(Extracted records)
--- START ---

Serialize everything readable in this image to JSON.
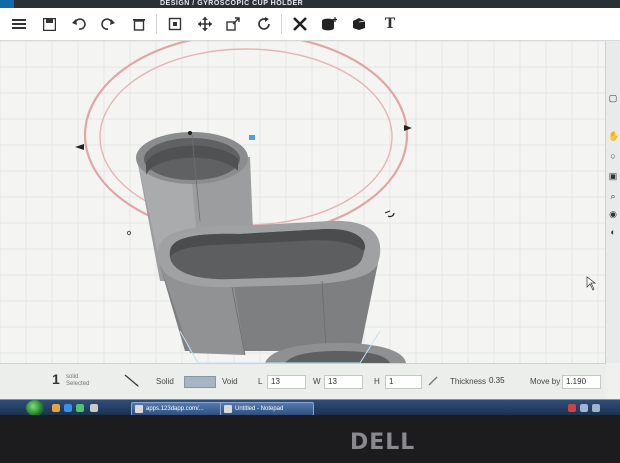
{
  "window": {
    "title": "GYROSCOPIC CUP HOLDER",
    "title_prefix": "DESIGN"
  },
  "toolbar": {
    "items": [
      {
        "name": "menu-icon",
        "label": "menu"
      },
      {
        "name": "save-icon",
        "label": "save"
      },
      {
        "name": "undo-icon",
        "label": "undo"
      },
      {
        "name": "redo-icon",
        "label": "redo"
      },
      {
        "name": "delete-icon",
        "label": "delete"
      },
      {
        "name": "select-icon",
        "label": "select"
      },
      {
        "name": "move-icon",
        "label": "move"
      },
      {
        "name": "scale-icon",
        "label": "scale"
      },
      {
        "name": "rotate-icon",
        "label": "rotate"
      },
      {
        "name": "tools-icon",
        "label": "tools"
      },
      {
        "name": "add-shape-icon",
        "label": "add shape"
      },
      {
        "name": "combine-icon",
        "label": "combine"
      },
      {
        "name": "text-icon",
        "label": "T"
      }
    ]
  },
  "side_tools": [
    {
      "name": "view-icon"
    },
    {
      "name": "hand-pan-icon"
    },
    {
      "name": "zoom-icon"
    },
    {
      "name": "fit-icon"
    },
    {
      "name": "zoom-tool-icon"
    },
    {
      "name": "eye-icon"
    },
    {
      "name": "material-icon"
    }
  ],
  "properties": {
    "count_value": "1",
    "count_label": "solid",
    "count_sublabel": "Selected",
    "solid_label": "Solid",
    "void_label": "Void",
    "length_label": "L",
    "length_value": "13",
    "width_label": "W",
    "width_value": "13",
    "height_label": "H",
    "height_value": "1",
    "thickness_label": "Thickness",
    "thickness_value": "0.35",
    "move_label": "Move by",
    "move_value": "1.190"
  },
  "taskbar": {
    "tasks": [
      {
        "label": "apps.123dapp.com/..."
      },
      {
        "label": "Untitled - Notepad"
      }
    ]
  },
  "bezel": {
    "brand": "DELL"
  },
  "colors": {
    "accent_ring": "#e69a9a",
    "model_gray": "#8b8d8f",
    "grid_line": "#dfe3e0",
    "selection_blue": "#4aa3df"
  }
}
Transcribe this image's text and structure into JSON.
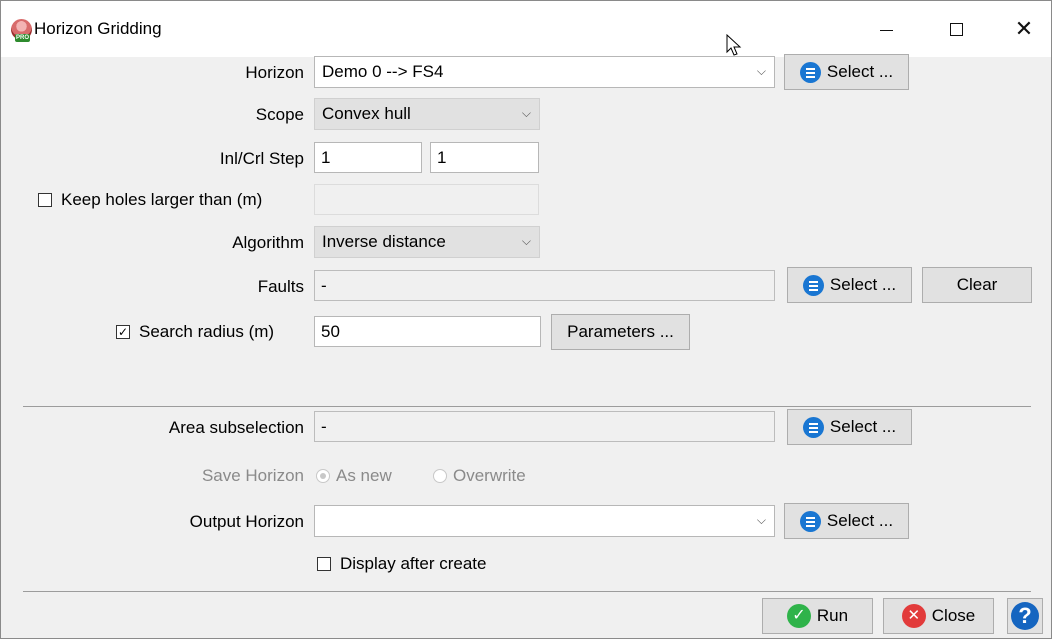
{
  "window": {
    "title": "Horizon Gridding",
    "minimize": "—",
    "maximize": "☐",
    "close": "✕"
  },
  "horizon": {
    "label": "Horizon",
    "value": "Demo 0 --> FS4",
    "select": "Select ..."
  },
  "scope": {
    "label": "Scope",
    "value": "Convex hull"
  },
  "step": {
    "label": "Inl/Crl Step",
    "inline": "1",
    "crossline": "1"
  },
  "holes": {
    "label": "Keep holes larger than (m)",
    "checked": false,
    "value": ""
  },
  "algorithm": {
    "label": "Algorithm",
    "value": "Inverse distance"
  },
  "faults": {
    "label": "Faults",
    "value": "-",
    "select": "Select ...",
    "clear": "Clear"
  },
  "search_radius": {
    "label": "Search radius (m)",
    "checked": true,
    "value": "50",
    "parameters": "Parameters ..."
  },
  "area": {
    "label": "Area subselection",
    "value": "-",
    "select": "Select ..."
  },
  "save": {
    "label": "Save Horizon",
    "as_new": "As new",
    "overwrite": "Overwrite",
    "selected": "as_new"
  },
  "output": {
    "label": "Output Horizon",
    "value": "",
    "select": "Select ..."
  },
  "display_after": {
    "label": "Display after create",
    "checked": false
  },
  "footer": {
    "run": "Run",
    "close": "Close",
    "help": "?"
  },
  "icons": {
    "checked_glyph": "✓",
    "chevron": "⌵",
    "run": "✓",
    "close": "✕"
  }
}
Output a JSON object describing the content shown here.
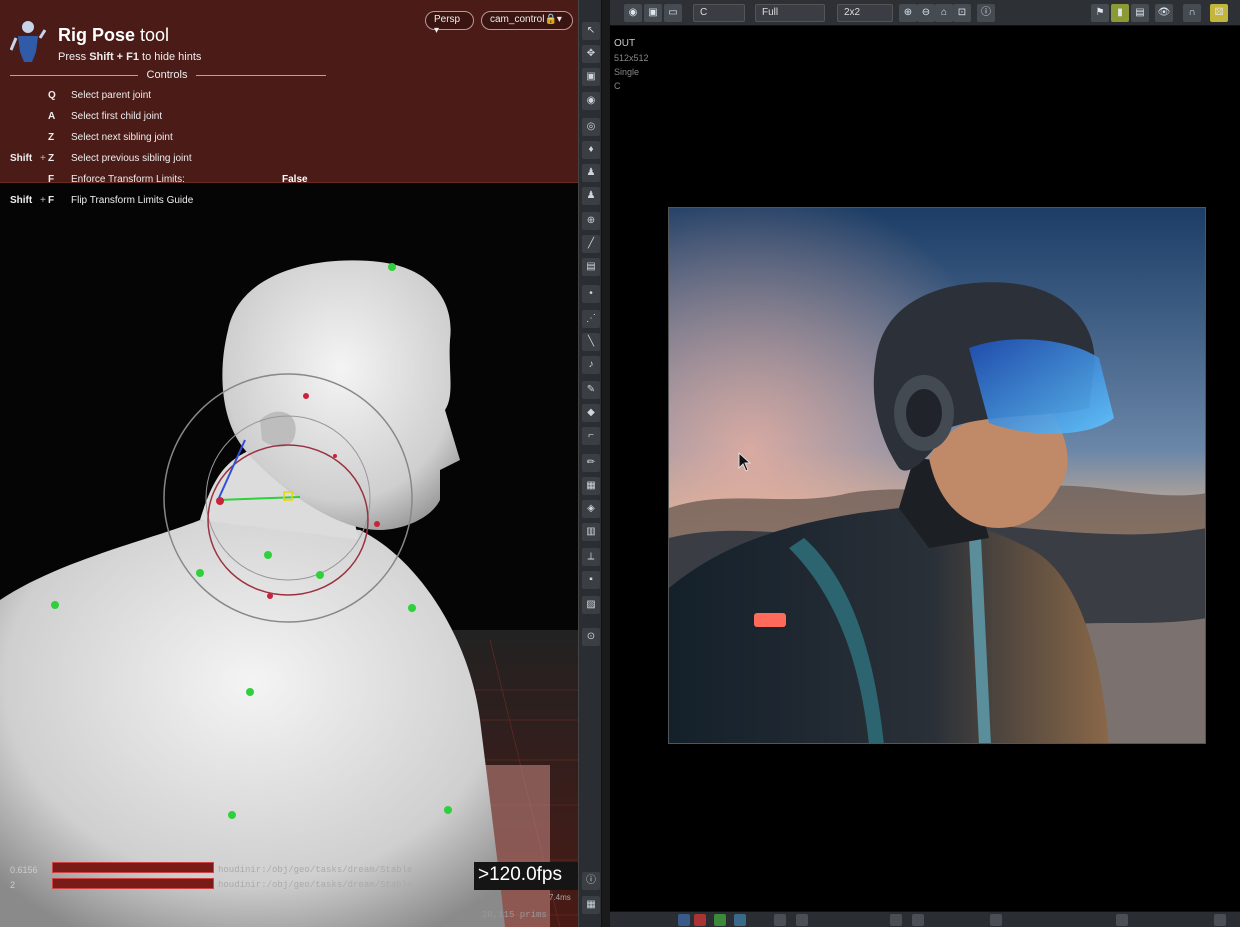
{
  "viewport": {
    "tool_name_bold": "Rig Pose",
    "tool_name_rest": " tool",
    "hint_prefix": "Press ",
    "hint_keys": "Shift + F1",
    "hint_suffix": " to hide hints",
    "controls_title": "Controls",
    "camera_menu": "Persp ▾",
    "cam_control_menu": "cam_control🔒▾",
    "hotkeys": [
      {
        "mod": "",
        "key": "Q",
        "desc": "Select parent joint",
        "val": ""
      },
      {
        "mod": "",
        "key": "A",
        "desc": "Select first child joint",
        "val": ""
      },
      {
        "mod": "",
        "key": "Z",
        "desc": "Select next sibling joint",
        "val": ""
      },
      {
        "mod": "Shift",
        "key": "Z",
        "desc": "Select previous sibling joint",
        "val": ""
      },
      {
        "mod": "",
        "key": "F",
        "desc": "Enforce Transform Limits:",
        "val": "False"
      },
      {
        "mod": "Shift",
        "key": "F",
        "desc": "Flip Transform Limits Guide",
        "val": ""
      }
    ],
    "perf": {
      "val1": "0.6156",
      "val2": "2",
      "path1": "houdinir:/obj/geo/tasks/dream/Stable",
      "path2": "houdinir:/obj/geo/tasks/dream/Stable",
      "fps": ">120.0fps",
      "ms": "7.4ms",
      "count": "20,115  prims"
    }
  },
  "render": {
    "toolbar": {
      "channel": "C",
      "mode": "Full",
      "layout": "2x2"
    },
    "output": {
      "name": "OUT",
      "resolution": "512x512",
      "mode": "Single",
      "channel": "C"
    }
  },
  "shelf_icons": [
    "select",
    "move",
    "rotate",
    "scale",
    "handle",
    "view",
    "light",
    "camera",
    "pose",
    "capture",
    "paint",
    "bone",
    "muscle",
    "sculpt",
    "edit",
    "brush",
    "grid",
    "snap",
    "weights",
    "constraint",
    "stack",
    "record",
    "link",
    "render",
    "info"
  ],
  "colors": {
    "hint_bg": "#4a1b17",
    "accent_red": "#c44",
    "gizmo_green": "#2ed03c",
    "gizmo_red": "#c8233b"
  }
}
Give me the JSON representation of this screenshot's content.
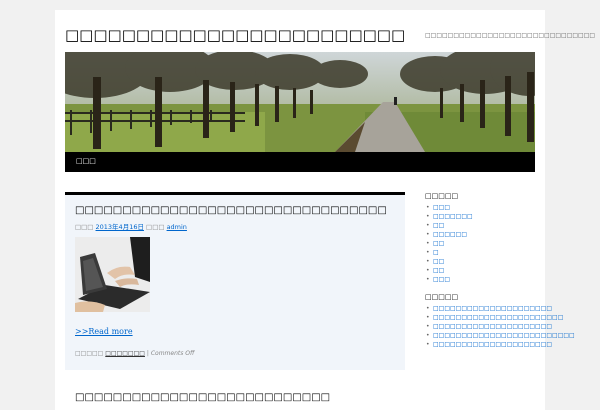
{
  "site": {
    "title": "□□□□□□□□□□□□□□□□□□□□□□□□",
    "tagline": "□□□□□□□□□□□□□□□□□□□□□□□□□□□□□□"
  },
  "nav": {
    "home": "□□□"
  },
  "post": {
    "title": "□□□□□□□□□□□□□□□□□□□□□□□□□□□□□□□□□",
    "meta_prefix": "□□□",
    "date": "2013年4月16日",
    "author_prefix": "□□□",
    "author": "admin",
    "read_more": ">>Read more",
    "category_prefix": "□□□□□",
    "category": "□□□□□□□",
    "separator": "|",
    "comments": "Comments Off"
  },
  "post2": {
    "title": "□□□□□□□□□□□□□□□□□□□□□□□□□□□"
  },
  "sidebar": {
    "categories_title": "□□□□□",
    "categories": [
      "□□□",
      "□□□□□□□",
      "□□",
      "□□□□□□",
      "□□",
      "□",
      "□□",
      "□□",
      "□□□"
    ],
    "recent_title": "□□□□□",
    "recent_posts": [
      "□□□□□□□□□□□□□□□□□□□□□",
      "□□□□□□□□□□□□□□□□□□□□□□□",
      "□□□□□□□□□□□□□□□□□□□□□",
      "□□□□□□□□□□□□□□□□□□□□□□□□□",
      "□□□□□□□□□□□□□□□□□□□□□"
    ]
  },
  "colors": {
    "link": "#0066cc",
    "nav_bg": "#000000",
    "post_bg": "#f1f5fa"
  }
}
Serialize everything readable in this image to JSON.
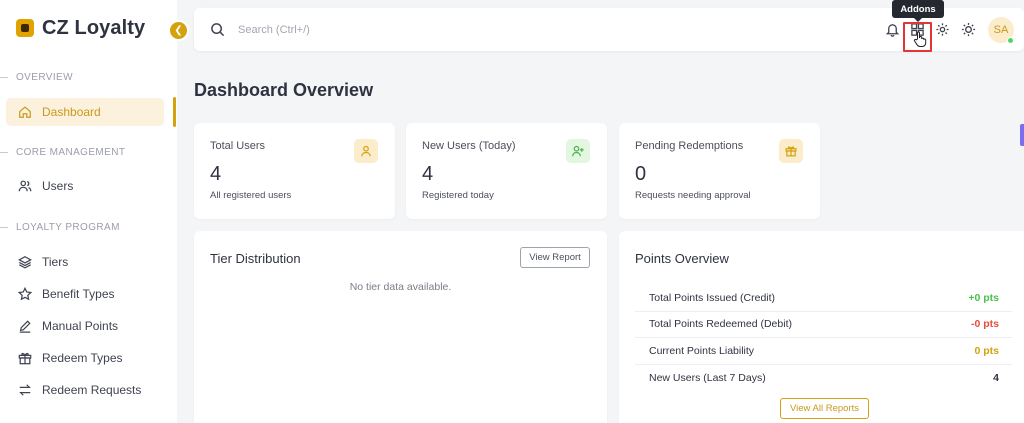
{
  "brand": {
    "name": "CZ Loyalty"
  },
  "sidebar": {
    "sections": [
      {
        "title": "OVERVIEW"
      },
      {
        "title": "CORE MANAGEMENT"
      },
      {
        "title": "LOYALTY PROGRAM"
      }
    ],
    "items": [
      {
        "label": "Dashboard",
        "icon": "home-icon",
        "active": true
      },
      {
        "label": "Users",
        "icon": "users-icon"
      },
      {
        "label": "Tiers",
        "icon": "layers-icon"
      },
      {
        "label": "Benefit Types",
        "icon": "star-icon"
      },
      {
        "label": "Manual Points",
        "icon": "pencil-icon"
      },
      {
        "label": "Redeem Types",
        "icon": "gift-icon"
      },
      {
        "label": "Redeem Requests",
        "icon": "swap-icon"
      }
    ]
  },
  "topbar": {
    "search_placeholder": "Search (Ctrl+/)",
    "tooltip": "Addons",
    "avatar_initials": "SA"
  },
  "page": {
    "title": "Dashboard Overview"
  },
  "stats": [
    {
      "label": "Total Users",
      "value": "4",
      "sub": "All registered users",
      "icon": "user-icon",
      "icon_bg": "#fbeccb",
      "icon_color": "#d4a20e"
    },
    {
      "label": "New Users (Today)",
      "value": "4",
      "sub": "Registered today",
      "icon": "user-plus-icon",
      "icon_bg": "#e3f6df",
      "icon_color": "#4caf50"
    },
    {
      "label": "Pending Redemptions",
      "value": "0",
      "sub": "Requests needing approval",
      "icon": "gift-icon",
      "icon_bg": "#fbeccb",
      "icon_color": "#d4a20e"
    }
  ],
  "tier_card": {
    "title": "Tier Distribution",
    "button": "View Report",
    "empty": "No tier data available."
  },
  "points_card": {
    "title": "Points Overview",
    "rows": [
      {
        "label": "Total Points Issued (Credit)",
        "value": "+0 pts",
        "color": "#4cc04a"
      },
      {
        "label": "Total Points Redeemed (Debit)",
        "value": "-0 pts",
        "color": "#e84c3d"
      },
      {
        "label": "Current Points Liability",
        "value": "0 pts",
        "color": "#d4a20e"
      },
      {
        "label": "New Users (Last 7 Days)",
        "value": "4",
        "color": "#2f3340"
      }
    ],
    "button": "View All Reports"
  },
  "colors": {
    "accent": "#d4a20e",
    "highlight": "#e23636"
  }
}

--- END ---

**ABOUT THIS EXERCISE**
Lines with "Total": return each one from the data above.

**TASK OUTPUT**
      "label": "Total Users",
        "label": "Total Points Issued (Credit)",
        "label": "Total Points Redeemed (Debit)",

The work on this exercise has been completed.